Under investor-state dispute settlement (ISDS) provisions found in trade and investment agreements, many laws for the protection of workers’ rights can be threatened, if a foreign investor argues they have a discriminatory effect on their interests.
Corporations could deem unfair any change of policy that improves workers’ rights and conditions, if they see it as a violation of their “legitimate expectations”, - their expected profits. Foreign companies consider they have a right to a stable regulatory context, and governments should not alter laws or regulations, even if public interest objectives such as fundamental labour rights are at stake.
If a state did enact new social and labour rights such as collective agreements, equal pay or decent minimum wage, companies could use the ISDS mechanism to challenge them.
Likewise, any reform favouring local companies or workers could potentially be the target of ISDS disputes.
The most well-known cases include:
• Piero Foresti & others vs. South Africa: in 2007, Italian and Luxembourg investors lodged an investor-state arbitral claim against South Africa for US$350 million because a new mining law contained anti-discrimination rules from the country’s Black Economic Empowerment Act, which aims to redress some of the injustices of the apartheid regime. The law required mining companies to transfer a portion of their shares into the hands of black investors. The dispute was discontinued in 2010, after the investors received new licenses requiring a much lower divestment of shares (Italy-South Africa and Belgium-Luxembourg-South Africa BITs invoked).
• Véolia (France) vs. Egypt: in 2012, the multinational utility corporation launched a dispute against Egypt, demanding US$110 million following changes to Egypt’s labour laws leading to an increase in minimum wage. Case pending (Egypt-France BIT invoked).
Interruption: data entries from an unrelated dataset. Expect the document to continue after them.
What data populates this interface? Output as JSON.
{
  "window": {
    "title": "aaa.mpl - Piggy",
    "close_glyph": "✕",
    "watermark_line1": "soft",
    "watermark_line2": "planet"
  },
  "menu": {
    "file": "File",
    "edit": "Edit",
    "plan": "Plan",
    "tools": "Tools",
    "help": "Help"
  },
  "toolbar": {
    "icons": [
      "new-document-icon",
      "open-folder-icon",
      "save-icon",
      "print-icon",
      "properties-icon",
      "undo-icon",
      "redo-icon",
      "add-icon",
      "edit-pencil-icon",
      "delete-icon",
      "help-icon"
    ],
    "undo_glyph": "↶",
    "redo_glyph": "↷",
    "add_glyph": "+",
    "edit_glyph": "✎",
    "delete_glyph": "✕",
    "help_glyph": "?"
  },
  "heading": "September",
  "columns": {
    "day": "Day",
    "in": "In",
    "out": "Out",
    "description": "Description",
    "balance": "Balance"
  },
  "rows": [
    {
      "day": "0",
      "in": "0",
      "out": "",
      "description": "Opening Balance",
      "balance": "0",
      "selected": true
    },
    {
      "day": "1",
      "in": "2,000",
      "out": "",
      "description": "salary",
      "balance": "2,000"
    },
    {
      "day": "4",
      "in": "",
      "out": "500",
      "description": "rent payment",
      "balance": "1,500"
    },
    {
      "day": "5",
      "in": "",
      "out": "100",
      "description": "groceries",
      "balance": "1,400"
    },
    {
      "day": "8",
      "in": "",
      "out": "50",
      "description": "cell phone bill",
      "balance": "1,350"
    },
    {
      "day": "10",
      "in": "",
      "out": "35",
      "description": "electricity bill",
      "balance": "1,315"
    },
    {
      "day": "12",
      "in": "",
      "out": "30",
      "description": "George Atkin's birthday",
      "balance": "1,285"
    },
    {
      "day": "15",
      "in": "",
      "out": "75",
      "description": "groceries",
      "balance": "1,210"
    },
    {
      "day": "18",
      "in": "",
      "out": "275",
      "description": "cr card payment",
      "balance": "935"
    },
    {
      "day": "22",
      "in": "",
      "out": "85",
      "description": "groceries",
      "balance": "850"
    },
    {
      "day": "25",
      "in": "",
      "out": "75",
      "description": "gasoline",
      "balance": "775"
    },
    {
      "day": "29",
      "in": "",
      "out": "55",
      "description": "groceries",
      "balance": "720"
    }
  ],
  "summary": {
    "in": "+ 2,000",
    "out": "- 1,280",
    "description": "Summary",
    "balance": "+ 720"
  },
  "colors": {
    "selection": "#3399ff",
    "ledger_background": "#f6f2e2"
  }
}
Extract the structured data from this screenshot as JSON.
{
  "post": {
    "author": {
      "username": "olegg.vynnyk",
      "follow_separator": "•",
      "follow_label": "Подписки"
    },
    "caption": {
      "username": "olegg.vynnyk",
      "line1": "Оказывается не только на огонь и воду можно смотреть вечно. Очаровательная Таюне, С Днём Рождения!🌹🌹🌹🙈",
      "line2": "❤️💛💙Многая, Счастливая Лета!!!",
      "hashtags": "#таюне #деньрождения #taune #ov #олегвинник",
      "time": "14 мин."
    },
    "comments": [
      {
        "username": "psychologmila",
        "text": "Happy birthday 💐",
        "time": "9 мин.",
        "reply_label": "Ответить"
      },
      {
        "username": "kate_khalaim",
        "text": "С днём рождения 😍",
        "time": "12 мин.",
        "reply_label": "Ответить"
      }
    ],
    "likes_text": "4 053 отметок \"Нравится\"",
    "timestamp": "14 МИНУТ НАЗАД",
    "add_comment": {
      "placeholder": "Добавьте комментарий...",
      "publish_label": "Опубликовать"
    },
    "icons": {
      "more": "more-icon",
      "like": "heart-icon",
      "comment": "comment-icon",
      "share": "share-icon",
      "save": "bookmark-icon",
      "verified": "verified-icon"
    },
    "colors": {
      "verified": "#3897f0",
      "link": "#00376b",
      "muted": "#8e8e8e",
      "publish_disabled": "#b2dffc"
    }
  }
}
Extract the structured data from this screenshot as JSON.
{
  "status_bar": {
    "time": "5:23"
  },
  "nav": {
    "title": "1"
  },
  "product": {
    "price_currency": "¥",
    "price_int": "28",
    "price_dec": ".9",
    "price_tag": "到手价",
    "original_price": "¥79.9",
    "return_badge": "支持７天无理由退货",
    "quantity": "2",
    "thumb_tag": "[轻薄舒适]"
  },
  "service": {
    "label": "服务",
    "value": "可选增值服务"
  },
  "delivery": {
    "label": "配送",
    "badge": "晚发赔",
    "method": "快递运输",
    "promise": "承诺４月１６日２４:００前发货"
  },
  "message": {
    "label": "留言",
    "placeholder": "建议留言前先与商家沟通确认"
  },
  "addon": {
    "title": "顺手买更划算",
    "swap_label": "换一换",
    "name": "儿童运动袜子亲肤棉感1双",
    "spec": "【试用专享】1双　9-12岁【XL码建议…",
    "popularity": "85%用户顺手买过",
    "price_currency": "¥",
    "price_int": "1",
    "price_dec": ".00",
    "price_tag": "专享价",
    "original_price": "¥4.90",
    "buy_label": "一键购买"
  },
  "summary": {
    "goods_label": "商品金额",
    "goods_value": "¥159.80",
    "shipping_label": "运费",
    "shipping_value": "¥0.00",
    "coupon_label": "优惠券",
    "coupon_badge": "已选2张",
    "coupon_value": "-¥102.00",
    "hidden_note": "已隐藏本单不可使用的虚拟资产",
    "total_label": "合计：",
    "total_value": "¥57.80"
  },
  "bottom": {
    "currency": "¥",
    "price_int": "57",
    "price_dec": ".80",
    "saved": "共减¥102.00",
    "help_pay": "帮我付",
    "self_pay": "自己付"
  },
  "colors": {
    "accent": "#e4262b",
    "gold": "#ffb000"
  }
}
• Abitibi-Bowater (US) vs. Canada: the US paper corporation challenged the decision of Newfoundland and Labrador, a Canadian province, to confiscate various timber, water rights and equipment held by Abitibi-Bowater after the corporation closed a paper mill in Newfoundland, putting 800 employees out of work. Case was settled in 2010 for US$122 to the investor (NAFTA invoked).